Historically, rocket munitions have always been more effective when fired in swarms. From the 15th century Korean Hwatcha rocket propelled arrow launcher to the MLRS or Grad rockets of today to the Itano Circus prevalent in ’80s Sci-Fi anime- and by extension, BattleTech. Rocket swarms can be brutally effective- if a not very efficient means of hitting your target. But those are artillery type weapons. Equipment covered in BattleTech by Arrow IV Missiles. What about something closer in?
The mainstay of western rocket direct-fire weapons for the past 60 years has been the Hydra 70 2.75″ (70mm) rocket pod. The Hydra rocket series weighs in at a hair over 6 kg, has an effective range of 8,000 meters and has an absolutely ridiculous selection of warheads to choose from (19 from the Wikipedia list). White Phosphorus, Flechette, cluster munition, HE, smoke, you name it.

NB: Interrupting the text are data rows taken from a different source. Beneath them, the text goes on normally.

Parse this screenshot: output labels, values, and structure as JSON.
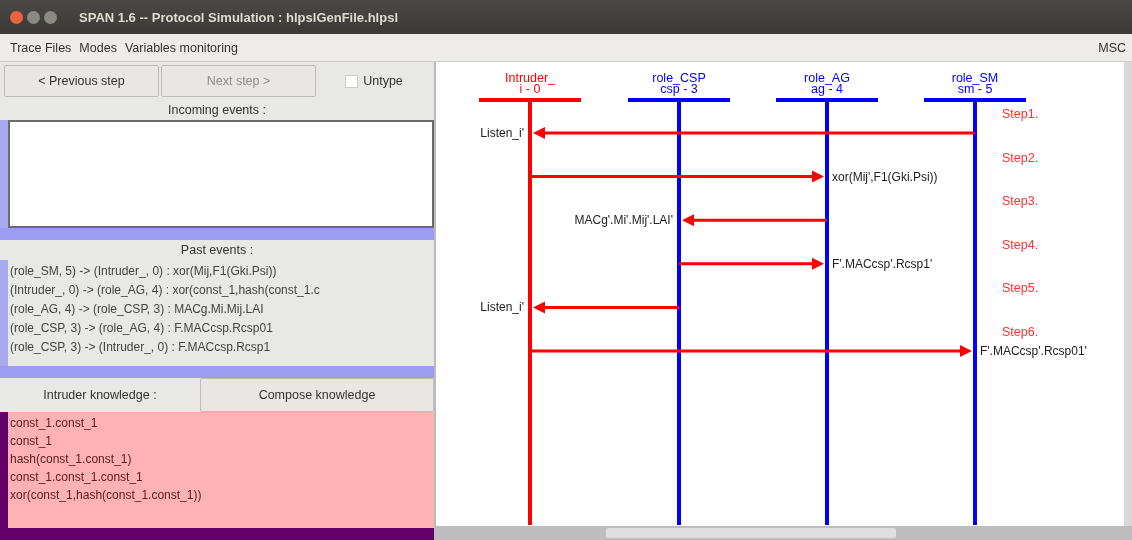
{
  "window": {
    "title": "SPAN 1.6 -- Protocol Simulation : hlpslGenFile.hlpsl"
  },
  "menu": [
    "Trace Files",
    "Modes",
    "Variables monitoring"
  ],
  "menu_right": "MSC",
  "toolbar": {
    "previous": {
      "label": "< Previous step",
      "disabled": false
    },
    "next": {
      "label": "Next step >",
      "disabled": true
    },
    "untype": {
      "label": "Untype",
      "checked": false
    }
  },
  "incoming_events": {
    "title": "Incoming events :"
  },
  "past_events": {
    "title": "Past events :",
    "items": [
      "(role_SM, 5) -> (Intruder_, 0) : xor(Mij,F1(Gki.Psi))",
      "(Intruder_, 0) -> (role_AG, 4) : xor(const_1,hash(const_1.c",
      "(role_AG, 4) -> (role_CSP, 3) : MACg.Mi.Mij.LAI",
      "(role_CSP, 3) -> (role_AG, 4) : F.MACcsp.Rcsp01",
      "(role_CSP, 3) -> (Intruder_, 0) : F.MACcsp.Rcsp1"
    ]
  },
  "knowledge": {
    "title": "Intruder knowledge :",
    "compose": "Compose knowledge",
    "items": [
      "const_1.const_1",
      "const_1",
      "hash(const_1.const_1)",
      "const_1.const_1.const_1",
      "xor(const_1,hash(const_1.const_1))"
    ]
  },
  "diagram": {
    "participants": [
      {
        "name": "Intruder_",
        "id": "i - 0",
        "color": "#ff0000"
      },
      {
        "name": "role_CSP",
        "id": "csp - 3",
        "color": "#0000ff"
      },
      {
        "name": "role_AG",
        "id": "ag - 4",
        "color": "#0000ff"
      },
      {
        "name": "role_SM",
        "id": "sm - 5",
        "color": "#0000ff"
      }
    ],
    "messages": [
      {
        "step": "Step1.",
        "label": "Listen_i'"
      },
      {
        "step": "Step2.",
        "label": "xor(Mij',F1(Gki.Psi))"
      },
      {
        "step": "Step3.",
        "label": "MACg'.Mi'.Mij'.LAI'"
      },
      {
        "step": "Step4.",
        "label": "F'.MACcsp'.Rcsp1'"
      },
      {
        "step": "Step5.",
        "label": "Listen_i'"
      },
      {
        "step": "Step6.",
        "label": "F'.MACcsp'.Rcsp01'"
      }
    ]
  }
}
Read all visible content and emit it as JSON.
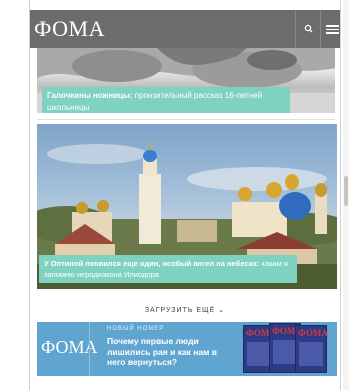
{
  "header": {
    "logo": "ФОМА",
    "search_icon": "search-icon",
    "menu_icon": "hamburger-menu-icon"
  },
  "articles": [
    {
      "title": "Галочкины ножницы:",
      "subtitle": "пронзительный рассказ 16-летней школьницы"
    },
    {
      "title": "У Оптиной появился еще один, особый ангел на небесах:",
      "subtitle": "каким я запомню иеродиакона Илиодора"
    }
  ],
  "load_more": {
    "label": "ЗАГРУЗИТЬ ЕЩЁ",
    "icon": "chevron-down-icon"
  },
  "promo": {
    "logo": "ФОМА",
    "tag": "НОВЫЙ НОМЕР",
    "text": "Почему первые люди лишились рая и как нам в него вернуться?",
    "cover_title": "ФОМА"
  },
  "colors": {
    "header_bg": "#6c6c6c",
    "caption_bg": "#7fd2c2",
    "promo_bg": "#5fa5cf"
  }
}
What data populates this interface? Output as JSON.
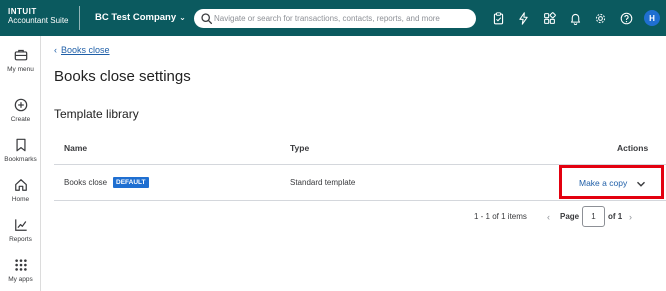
{
  "topbar": {
    "brand_line1": "INTUIT",
    "brand_line2": "Accountant Suite",
    "company_name": "BC Test Company",
    "search_placeholder": "Navigate or search for transactions, contacts, reports, and more",
    "avatar_initial": "H",
    "icons": [
      "clipboard-icon",
      "lightning-icon",
      "apps-icon",
      "bell-icon",
      "gear-icon",
      "help-icon"
    ],
    "bg_color": "#0b5a5f"
  },
  "sidebar": {
    "items": [
      {
        "label": "My menu",
        "icon": "briefcase-icon"
      },
      {
        "label": "Create",
        "icon": "plus-circle-icon"
      },
      {
        "label": "Bookmarks",
        "icon": "bookmark-icon"
      },
      {
        "label": "Home",
        "icon": "home-icon"
      },
      {
        "label": "Reports",
        "icon": "chart-icon"
      },
      {
        "label": "My apps",
        "icon": "grid-icon"
      }
    ]
  },
  "main": {
    "back_link": "Books close",
    "page_title": "Books close settings",
    "section_title": "Template library",
    "table": {
      "columns": [
        "Name",
        "Type",
        "Actions"
      ],
      "rows": [
        {
          "name": "Books close",
          "badge": "DEFAULT",
          "type": "Standard template",
          "action": "Make a copy"
        }
      ]
    },
    "pagination": {
      "summary": "1 - 1 of 1 items",
      "page_label": "Page",
      "page_value": "1",
      "of_label": "of 1"
    }
  },
  "colors": {
    "link": "#1f5fa8",
    "badge": "#1f6fd1",
    "highlight": "#e3000f"
  }
}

M261 Hydra 70 launch pod with two different munition payloads.
Ever since Jules Verne and H.G. Wells enticed citizens and warmongers alike with talk of energy-based beam weapons, mankind has been struggling to catch up to its own imagination. And naturally, BattleTech is chock full of it – mainly in the form of lasers, and mainly seen from the view of a 1980s-era war game designer as a futuristic weapon.
Which it is… considering that compared to projectile, missile, and even flame weapons, lasers (especially weaponized ones) are to quote Val Kilmer in Real Genius “a young science.”

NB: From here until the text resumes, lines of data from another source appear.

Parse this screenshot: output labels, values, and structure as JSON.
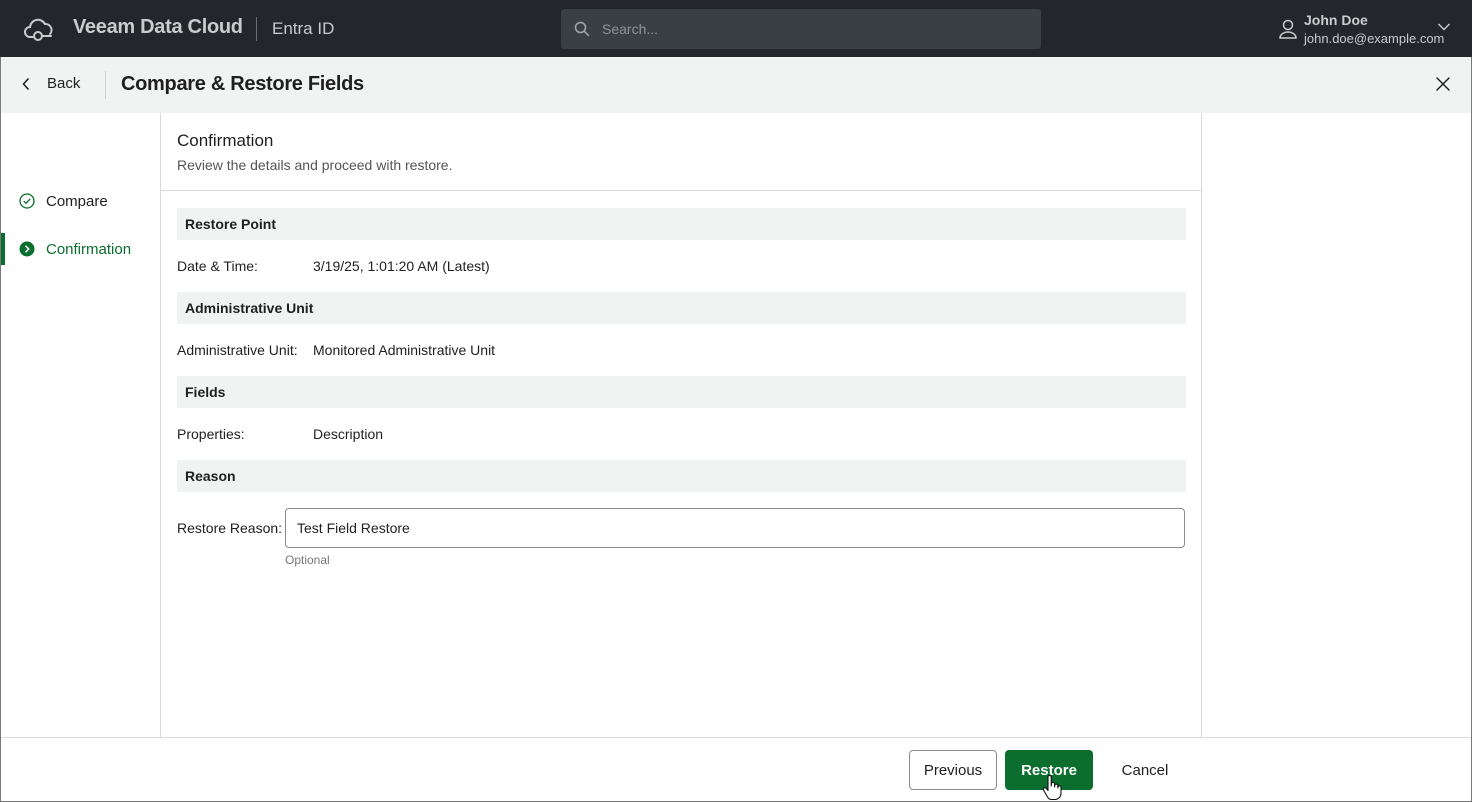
{
  "topbar": {
    "brand": "Veeam Data Cloud",
    "product": "Entra ID",
    "search_placeholder": "Search...",
    "user_name": "John Doe",
    "user_email": "john.doe@example.com"
  },
  "dialog": {
    "back_label": "Back",
    "title": "Compare & Restore Fields"
  },
  "steps": [
    {
      "label": "Compare",
      "state": "completed"
    },
    {
      "label": "Confirmation",
      "state": "active"
    }
  ],
  "content": {
    "title": "Confirmation",
    "subtitle": "Review the details and proceed with restore.",
    "sections": {
      "restore_point": {
        "heading": "Restore Point",
        "label": "Date & Time:",
        "value": "3/19/25, 1:01:20 AM (Latest)"
      },
      "admin_unit": {
        "heading": "Administrative Unit",
        "label": "Administrative Unit:",
        "value": "Monitored Administrative Unit"
      },
      "fields": {
        "heading": "Fields",
        "label": "Properties:",
        "value": "Description"
      },
      "reason": {
        "heading": "Reason",
        "label": "Restore Reason:",
        "value": "Test Field Restore",
        "hint": "Optional"
      }
    }
  },
  "footer": {
    "previous_label": "Previous",
    "restore_label": "Restore",
    "cancel_label": "Cancel"
  },
  "colors": {
    "accent": "#0b6e2e",
    "topbar": "#23272c",
    "section_bg": "#f1f2f2"
  }
}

If only Jordan Weisman and team FASA could have seen the advance of real laser weapons in the past ten years from the ’80s. Israel is probably the most advanced so far, with several types in operation, mainly for air defense. Didn’t think the laser AMS got its start in the 21st century did you? The Iron Beam, as it’s called, is the close-in part of a multi-tiered air defense system called the Iron Dome. Iron Beam is reported to have an 80-90% success rate, and can engage even artillery and mortar shells in mid-flight with “into the hundreds” of kilowatts of energy. It’s essentially a land based version of a laser/projectile defense system like those used on the USS Ponce – which can also engage surface targets. But these are massive units the size of inter-modal shipping trailers. Next up, laser weapons that can be mounted on a light vehicle.
ATHENA: Looks like something you’d fight in MechWarrior IV.

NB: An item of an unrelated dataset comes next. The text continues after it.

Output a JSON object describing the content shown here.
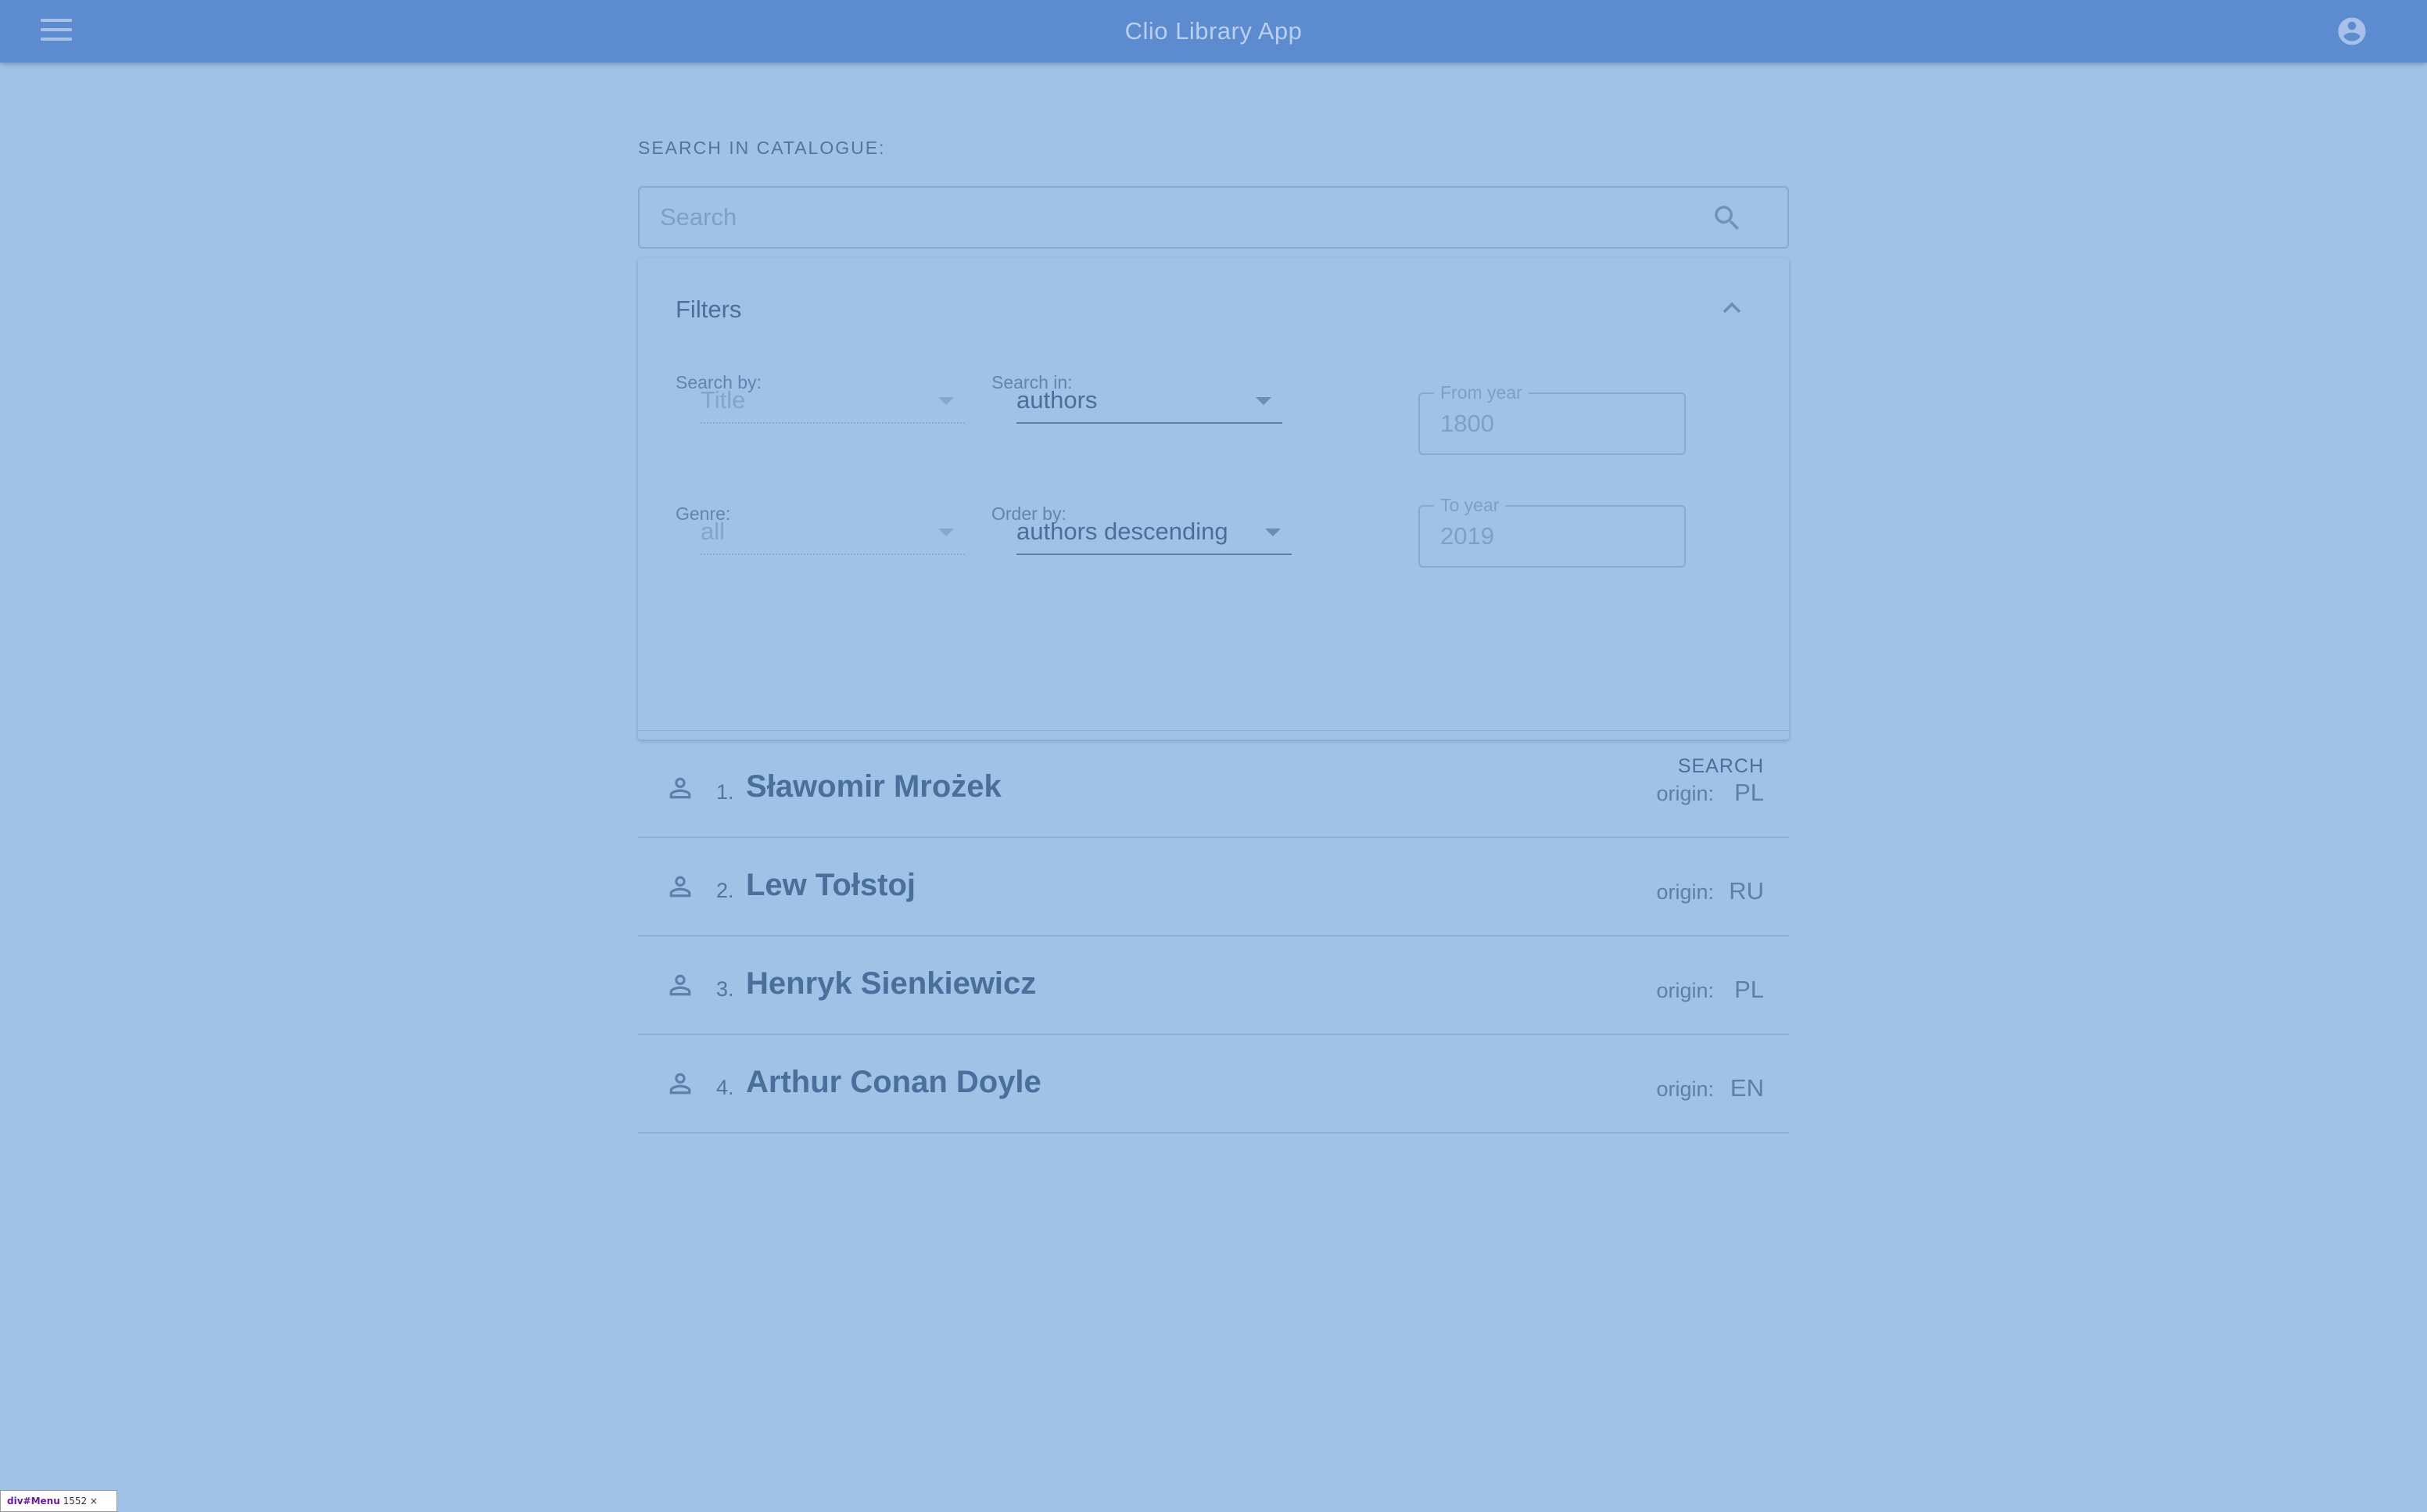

I follow world geopolitics pretty intensely. I credit epic, political space opera settings like Dune and, of course, BattleTech for my many years of interest. I was browsing some of the latest Russian shenanigans in Ukraine and Syria when I saw a Russian armored vehicle that made me wonder if they’ve been buying from Quickscell.
The TOS-1 Buratino really is a mobile warcrime waiting to happen, as it uses only incendiary and thermobaric 220mm munitions in the 30-tube launch system. The rockets have a minimum range of 400 meters and a maximum effective range of 3.5km. Short enough of a range that the system and crew are quite protected by the armored chassis of a T-72MBT. Well armored by artillery standards anyway. This video shows that they can expend their loadout very quickly:
I’m sure most of you at least remember that there was a pair of Robot arena combat shows in the latter half of the 1990s called Battle Bots and Robot Wars. Each week, a number of amateur and professional propellerheads would get together to do battle within one of three weight classes. The shows were on the air for several seasons; and was pretty popular, spawning how-to books, video games, and other marketing tie-ins. Even Mythbusters alumni Jaime Hyneman and Grant Imahara competed.
I recently watched reviews of this film by internet personalities That Sci Fi Guy and Cinema Snob, which prompted me to find and watch this ’90s sci-fi cheesefest. I’d probably rented Robot Jox a hundred times in the early nineties, but a few things stuck out at me that prompted a fresh look after a few decades.
Robot Jox is a 1990 film co-written by science fiction author Joe Haldeman and directed by Stuart Gordon. In a future after a nuclear holocaust, the international community has pulled together enough to form at least two socioeconomic factions. Somehow, war has been left behind, replaced by a kind of Circle of Equals involving giant robots sponsored and built by the factions and piloted by who amounts to a combination sports star and national hero. If you noticed my reference to the Clan Circle of Equals, believe me, I have a few reasons.
I can see the Matsumoto 14 appearing in a TRO as a resized heavy or assault ‘mech.